→ **Requirement**: Every line of the material must be set down again without alteration.

→ **Data to examine**:
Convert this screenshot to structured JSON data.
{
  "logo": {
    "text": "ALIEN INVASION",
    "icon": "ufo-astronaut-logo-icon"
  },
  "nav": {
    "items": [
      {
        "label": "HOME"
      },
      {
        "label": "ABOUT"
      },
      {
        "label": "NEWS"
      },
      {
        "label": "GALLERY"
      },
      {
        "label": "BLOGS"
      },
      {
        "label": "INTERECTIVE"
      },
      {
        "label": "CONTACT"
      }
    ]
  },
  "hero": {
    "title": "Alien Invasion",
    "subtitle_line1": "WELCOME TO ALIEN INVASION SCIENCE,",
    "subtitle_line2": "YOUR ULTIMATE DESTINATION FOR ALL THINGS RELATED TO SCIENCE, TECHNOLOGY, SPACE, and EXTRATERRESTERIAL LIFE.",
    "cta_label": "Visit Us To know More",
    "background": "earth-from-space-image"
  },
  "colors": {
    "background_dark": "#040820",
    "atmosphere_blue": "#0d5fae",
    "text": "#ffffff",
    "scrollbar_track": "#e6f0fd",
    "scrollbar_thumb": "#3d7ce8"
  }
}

→ **Worked solution**:
Convert this screenshot to structured JSON data.
{
  "logo": {
    "text": "ALIEN INVASION",
    "icon": "ufo-astronaut-logo-icon"
  },
  "nav": {
    "items": [
      {
        "label": "HOME"
      },
      {
        "label": "ABOUT"
      },
      {
        "label": "NEWS"
      },
      {
        "label": "GALLERY"
      },
      {
        "label": "BLOGS"
      },
      {
        "label": "INTERECTIVE"
      },
      {
        "label": "CONTACT"
      }
    ]
  },
  "hero": {
    "title": "Alien Invasion",
    "subtitle_line1": "WELCOME TO ALIEN INVASION SCIENCE,",
    "subtitle_line2": "YOUR ULTIMATE DESTINATION FOR ALL THINGS RELATED TO SCIENCE, TECHNOLOGY, SPACE, and EXTRATERRESTERIAL LIFE.",
    "cta_label": "Visit Us To know More",
    "background": "earth-from-space-image"
  },
  "colors": {
    "background_dark": "#040820",
    "atmosphere_blue": "#0d5fae",
    "text": "#ffffff",
    "scrollbar_track": "#e6f0fd",
    "scrollbar_thumb": "#3d7ce8"
  }
}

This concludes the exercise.